Disconnecting From Work
Completely removing ourselves from work is also getting difficult these days. It’s common for workgroups to have group chats in messaging apps to talk about work 24 hours a day. Discussions through emails give the impression that the work discussed should be completed just as fast. Everyone demands answers almost as immediately as their email reaches your inbox.
In a perverted twist of social convenience through smartphone apps and constant connectivity, this has come full circle to haunt us. We can no longer keep up with what our digitally-powered jobs’ need of us.
What We Can Do About It
But all is not lost. The most sensible way to overcome all these problems is to simply put the device away when there is no need for it. You can turn off notifications from unnecessary apps that don’t require you to take immediate action. Another way is to set special notifications that tell you how important that message is, and whether a response is required immediately, or if it could wait. You can also try the Do Not Disturb mode (on the iPhone).
When charging your device, do it far away from where you rest or sleep. Allow yourself to be disconnected from the Internet or run a complete tech detox during the weekends or when work has caught up with you.
Get Your Friends In On It
Here is a game you may have heard about: have everyone you are meeting up with for drinks, put their phone in the middle of the table and not touch it till it’s time to leave. Whoever does so first, pays for the next round of drinks.

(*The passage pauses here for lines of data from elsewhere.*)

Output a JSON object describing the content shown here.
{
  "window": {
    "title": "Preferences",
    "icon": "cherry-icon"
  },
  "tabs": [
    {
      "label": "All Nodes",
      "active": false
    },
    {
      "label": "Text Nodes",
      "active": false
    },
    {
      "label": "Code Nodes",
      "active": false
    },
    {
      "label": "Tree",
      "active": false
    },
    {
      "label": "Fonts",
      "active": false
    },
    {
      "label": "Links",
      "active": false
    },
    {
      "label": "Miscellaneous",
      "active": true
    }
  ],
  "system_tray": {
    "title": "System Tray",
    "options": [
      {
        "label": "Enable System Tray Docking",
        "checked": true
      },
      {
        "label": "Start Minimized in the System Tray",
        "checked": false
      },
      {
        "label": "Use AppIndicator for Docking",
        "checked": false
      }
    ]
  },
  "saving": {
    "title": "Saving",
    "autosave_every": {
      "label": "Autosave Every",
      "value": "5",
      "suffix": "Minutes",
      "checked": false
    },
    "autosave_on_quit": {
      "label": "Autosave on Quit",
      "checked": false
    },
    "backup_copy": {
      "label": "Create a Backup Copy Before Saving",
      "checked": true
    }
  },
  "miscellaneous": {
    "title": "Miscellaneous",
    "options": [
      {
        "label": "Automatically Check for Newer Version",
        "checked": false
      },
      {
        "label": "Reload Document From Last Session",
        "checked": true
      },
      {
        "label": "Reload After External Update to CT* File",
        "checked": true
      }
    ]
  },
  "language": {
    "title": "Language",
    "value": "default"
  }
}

It is a simple game to get everyone to communicate with each other instead of their phones, and that meet-up can actually (finally) get you to reconnect with friends and family, for real.
At the end of the day, we need to be the masters of our smartphones, and not depend on it so much to make sense of this world (online and off). There is more to life than a retweet, selfie or a Like. And if you happen to find it boring to live life without your smartphone, perhaps this is a wake-up call to reclaim a life that is independent of tech and geared towards true happiness.